* GIVEN ENTRIES:
================================

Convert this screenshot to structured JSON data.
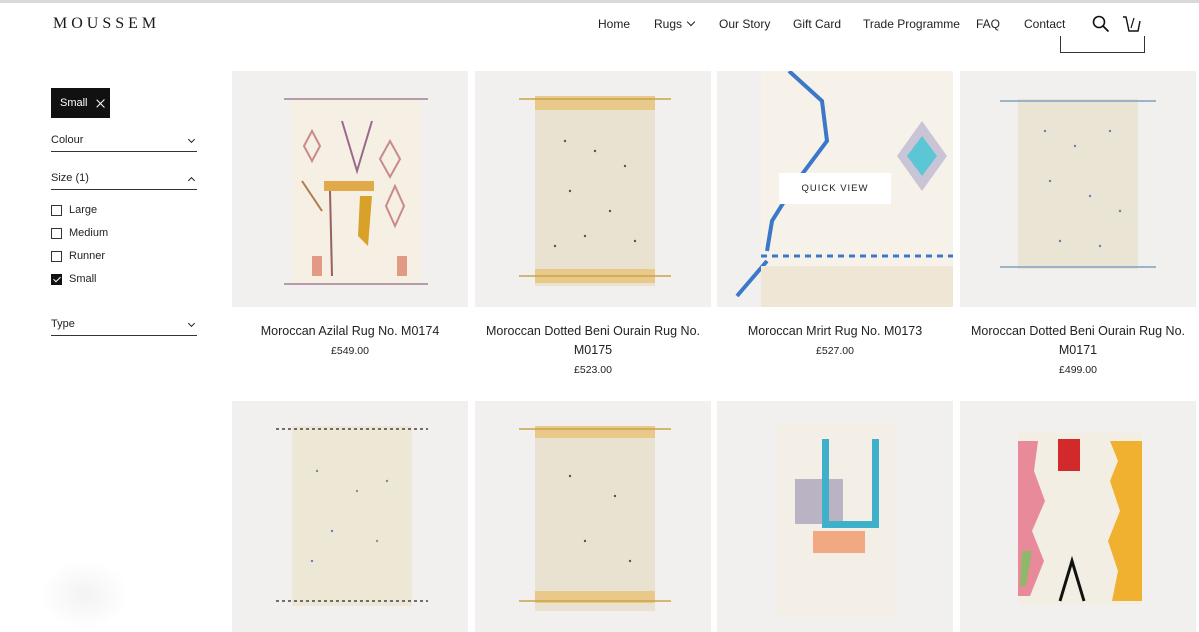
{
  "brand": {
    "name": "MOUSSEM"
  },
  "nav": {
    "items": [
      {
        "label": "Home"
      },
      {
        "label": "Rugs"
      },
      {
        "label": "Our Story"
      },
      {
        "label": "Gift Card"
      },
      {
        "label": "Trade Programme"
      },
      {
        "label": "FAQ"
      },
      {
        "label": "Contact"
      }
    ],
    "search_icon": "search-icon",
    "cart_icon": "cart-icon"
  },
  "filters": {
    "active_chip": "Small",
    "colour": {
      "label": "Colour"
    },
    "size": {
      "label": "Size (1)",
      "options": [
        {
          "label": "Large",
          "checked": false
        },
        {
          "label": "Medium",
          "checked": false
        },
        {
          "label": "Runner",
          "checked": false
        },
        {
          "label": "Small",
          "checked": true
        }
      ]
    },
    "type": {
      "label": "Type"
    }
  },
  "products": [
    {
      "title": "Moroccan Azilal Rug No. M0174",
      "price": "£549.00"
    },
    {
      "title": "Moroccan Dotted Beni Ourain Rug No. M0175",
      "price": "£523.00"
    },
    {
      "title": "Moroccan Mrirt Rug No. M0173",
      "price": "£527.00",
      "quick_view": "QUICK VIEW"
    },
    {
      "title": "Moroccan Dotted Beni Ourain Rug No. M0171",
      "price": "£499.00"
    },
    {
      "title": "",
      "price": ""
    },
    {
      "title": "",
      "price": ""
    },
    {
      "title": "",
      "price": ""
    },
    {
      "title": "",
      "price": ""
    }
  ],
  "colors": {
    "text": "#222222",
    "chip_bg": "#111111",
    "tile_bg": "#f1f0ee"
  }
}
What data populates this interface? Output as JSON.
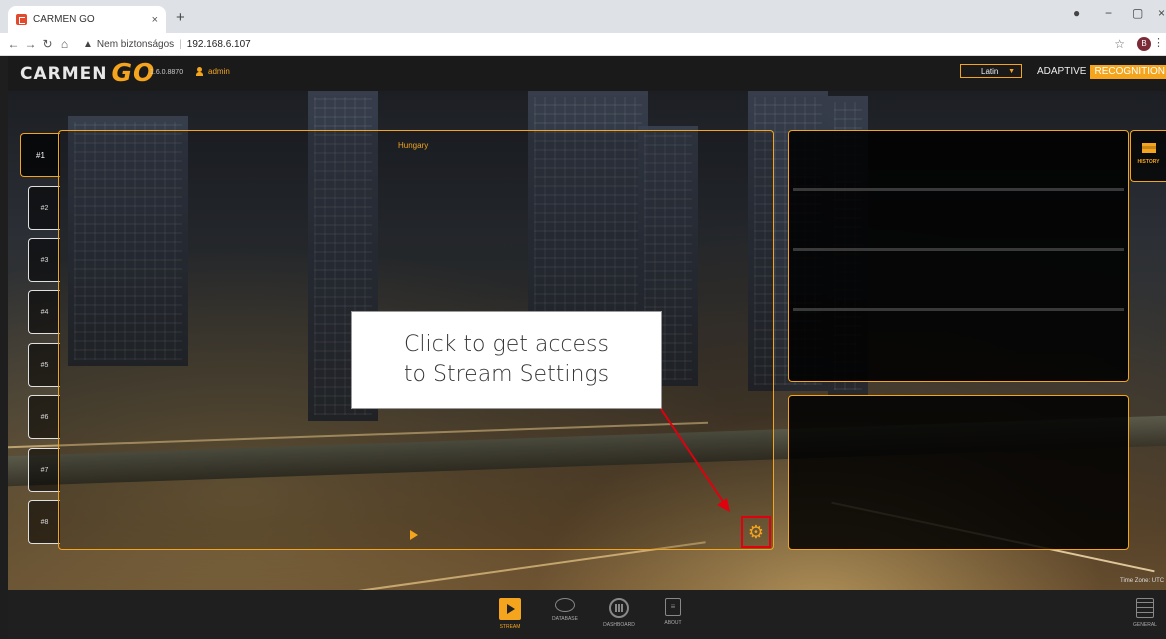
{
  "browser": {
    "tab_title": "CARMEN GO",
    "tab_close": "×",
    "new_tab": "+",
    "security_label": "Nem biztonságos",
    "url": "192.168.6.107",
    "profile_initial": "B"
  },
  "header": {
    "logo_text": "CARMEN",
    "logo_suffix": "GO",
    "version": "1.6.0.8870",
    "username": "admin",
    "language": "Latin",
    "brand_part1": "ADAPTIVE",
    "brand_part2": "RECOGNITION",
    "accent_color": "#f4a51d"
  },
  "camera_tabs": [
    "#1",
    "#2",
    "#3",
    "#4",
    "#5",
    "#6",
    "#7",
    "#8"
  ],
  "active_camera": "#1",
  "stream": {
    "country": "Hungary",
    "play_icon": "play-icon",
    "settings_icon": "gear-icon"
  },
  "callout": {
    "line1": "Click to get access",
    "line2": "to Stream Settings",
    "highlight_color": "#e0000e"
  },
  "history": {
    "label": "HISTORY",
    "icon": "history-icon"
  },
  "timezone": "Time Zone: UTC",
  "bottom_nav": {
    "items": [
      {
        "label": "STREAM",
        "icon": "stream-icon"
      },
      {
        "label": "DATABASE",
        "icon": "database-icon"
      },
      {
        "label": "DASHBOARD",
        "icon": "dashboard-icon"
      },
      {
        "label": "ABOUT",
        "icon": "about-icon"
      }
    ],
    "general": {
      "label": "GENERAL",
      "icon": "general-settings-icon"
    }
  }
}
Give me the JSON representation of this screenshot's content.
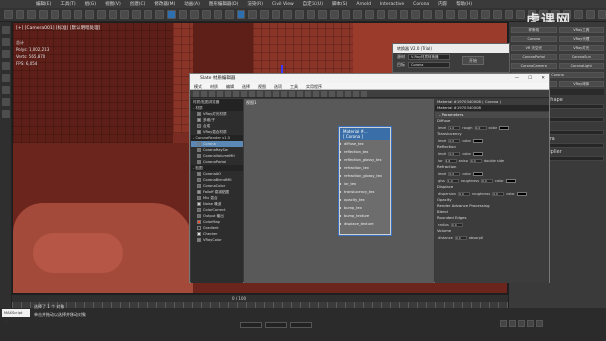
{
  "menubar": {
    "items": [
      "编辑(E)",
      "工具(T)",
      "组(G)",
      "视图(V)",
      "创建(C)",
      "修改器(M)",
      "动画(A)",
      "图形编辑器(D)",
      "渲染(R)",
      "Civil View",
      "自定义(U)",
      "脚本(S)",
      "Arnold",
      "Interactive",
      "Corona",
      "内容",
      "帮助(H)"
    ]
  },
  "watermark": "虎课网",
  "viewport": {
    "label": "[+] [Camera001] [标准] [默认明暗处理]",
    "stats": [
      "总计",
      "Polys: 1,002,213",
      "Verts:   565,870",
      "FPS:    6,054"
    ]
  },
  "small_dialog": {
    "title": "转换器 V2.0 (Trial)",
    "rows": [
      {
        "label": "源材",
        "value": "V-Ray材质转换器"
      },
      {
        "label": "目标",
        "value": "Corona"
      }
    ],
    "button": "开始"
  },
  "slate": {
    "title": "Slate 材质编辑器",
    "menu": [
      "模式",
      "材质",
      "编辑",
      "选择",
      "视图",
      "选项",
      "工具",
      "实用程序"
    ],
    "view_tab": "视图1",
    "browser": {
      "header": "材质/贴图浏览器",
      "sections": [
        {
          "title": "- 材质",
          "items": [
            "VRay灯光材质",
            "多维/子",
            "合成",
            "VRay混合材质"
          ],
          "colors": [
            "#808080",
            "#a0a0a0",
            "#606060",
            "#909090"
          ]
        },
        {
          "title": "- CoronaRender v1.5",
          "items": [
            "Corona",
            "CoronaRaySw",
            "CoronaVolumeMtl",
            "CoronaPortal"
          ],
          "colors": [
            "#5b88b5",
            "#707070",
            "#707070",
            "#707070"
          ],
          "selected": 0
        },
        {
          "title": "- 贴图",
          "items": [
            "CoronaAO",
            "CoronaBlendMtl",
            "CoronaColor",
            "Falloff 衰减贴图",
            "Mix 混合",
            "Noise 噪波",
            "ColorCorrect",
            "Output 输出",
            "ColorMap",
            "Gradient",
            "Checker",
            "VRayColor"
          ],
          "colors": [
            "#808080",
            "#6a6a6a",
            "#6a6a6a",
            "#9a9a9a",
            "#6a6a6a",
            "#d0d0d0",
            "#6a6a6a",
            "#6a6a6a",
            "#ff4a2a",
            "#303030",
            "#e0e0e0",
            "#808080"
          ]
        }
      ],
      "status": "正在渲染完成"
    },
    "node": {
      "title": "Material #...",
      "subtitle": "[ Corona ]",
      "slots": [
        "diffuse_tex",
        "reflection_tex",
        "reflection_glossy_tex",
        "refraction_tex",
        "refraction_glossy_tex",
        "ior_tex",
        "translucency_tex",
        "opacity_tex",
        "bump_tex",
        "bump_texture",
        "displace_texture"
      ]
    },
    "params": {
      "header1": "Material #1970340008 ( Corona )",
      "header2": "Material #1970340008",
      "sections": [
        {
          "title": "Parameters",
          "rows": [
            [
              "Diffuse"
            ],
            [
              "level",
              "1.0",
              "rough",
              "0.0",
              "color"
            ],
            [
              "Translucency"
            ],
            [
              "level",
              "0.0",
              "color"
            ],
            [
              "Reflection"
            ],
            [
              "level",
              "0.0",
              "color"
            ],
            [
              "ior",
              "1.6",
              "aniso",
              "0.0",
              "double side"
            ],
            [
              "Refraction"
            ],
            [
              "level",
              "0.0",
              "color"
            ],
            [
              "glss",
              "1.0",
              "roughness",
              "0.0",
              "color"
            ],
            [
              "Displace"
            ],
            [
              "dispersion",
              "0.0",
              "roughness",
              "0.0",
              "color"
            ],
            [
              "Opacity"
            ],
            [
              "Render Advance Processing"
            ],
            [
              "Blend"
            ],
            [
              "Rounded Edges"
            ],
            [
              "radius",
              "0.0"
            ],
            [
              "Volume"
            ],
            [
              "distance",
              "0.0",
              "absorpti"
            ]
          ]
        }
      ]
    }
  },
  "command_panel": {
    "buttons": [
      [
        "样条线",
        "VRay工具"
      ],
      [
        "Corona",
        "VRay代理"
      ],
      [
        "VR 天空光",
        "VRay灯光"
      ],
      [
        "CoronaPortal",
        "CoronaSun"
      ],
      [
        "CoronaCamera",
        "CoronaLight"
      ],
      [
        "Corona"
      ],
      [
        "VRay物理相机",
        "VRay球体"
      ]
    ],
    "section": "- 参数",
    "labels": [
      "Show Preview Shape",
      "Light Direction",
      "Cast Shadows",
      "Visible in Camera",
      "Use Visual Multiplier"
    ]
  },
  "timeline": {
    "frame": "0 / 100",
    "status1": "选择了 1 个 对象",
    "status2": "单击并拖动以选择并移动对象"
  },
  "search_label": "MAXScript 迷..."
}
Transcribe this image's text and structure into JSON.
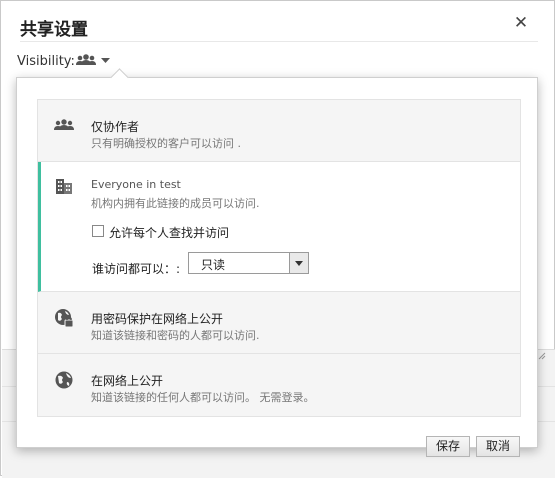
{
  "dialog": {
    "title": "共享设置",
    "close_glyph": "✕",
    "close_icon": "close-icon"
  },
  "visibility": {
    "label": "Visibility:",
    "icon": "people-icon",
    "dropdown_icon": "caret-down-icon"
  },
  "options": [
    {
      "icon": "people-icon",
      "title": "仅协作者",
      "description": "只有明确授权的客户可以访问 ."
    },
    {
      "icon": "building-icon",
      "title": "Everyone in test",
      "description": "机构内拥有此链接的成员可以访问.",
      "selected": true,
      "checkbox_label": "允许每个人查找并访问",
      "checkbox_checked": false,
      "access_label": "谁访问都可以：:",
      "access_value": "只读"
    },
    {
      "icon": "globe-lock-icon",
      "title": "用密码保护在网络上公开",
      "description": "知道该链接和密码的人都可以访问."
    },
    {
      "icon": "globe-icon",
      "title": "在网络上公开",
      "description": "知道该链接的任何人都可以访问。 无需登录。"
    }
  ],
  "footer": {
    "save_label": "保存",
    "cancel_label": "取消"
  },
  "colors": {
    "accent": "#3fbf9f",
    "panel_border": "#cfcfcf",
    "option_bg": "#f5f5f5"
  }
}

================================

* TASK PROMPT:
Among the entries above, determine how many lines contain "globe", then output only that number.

* RESPONSE AREA:
2